▸ Interface dataset entries:
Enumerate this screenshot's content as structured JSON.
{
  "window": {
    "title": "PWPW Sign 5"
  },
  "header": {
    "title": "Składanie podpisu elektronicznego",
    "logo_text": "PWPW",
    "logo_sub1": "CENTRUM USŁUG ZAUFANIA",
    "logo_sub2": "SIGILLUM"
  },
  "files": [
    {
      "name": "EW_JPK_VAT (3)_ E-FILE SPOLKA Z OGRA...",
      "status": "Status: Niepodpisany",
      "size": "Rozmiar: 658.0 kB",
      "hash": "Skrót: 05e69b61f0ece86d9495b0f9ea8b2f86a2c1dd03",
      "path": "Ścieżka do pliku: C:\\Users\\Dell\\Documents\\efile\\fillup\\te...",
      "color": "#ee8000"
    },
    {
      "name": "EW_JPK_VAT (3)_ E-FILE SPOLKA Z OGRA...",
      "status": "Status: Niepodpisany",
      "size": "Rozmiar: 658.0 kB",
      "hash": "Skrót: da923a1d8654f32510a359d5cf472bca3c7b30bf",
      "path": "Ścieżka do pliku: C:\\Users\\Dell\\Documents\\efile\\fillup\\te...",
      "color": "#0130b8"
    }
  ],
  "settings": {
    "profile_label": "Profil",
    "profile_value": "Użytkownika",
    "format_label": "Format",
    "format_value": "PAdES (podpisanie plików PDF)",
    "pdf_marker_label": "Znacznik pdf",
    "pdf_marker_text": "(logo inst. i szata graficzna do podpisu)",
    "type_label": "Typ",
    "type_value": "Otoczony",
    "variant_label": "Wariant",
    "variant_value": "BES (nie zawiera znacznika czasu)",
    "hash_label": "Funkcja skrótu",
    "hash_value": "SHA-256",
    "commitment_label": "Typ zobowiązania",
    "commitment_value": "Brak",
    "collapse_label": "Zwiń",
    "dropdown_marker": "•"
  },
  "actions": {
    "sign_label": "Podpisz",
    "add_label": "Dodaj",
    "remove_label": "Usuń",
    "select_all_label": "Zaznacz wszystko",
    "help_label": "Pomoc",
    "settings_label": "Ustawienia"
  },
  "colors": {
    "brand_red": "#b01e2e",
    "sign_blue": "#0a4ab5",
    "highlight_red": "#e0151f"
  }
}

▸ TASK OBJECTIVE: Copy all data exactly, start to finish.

▸ WRITTEN ANSWER:
Enumerate this screenshot's content as structured JSON.
{
  "window": {
    "title": "PWPW Sign 5"
  },
  "header": {
    "title": "Składanie podpisu elektronicznego",
    "logo_text": "PWPW",
    "logo_sub1": "CENTRUM USŁUG ZAUFANIA",
    "logo_sub2": "SIGILLUM"
  },
  "files": [
    {
      "name": "EW_JPK_VAT (3)_ E-FILE SPOLKA Z OGRA...",
      "status": "Status: Niepodpisany",
      "size": "Rozmiar: 658.0 kB",
      "hash": "Skrót: 05e69b61f0ece86d9495b0f9ea8b2f86a2c1dd03",
      "path": "Ścieżka do pliku: C:\\Users\\Dell\\Documents\\efile\\fillup\\te...",
      "color": "#ee8000"
    },
    {
      "name": "EW_JPK_VAT (3)_ E-FILE SPOLKA Z OGRA...",
      "status": "Status: Niepodpisany",
      "size": "Rozmiar: 658.0 kB",
      "hash": "Skrót: da923a1d8654f32510a359d5cf472bca3c7b30bf",
      "path": "Ścieżka do pliku: C:\\Users\\Dell\\Documents\\efile\\fillup\\te...",
      "color": "#0130b8"
    }
  ],
  "settings": {
    "profile_label": "Profil",
    "profile_value": "Użytkownika",
    "format_label": "Format",
    "format_value": "PAdES (podpisanie plików PDF)",
    "pdf_marker_label": "Znacznik pdf",
    "pdf_marker_text": "(logo inst. i szata graficzna do podpisu)",
    "type_label": "Typ",
    "type_value": "Otoczony",
    "variant_label": "Wariant",
    "variant_value": "BES (nie zawiera znacznika czasu)",
    "hash_label": "Funkcja skrótu",
    "hash_value": "SHA-256",
    "commitment_label": "Typ zobowiązania",
    "commitment_value": "Brak",
    "collapse_label": "Zwiń",
    "dropdown_marker": "•"
  },
  "actions": {
    "sign_label": "Podpisz",
    "add_label": "Dodaj",
    "remove_label": "Usuń",
    "select_all_label": "Zaznacz wszystko",
    "help_label": "Pomoc",
    "settings_label": "Ustawienia"
  },
  "colors": {
    "brand_red": "#b01e2e",
    "sign_blue": "#0a4ab5",
    "highlight_red": "#e0151f"
  }
}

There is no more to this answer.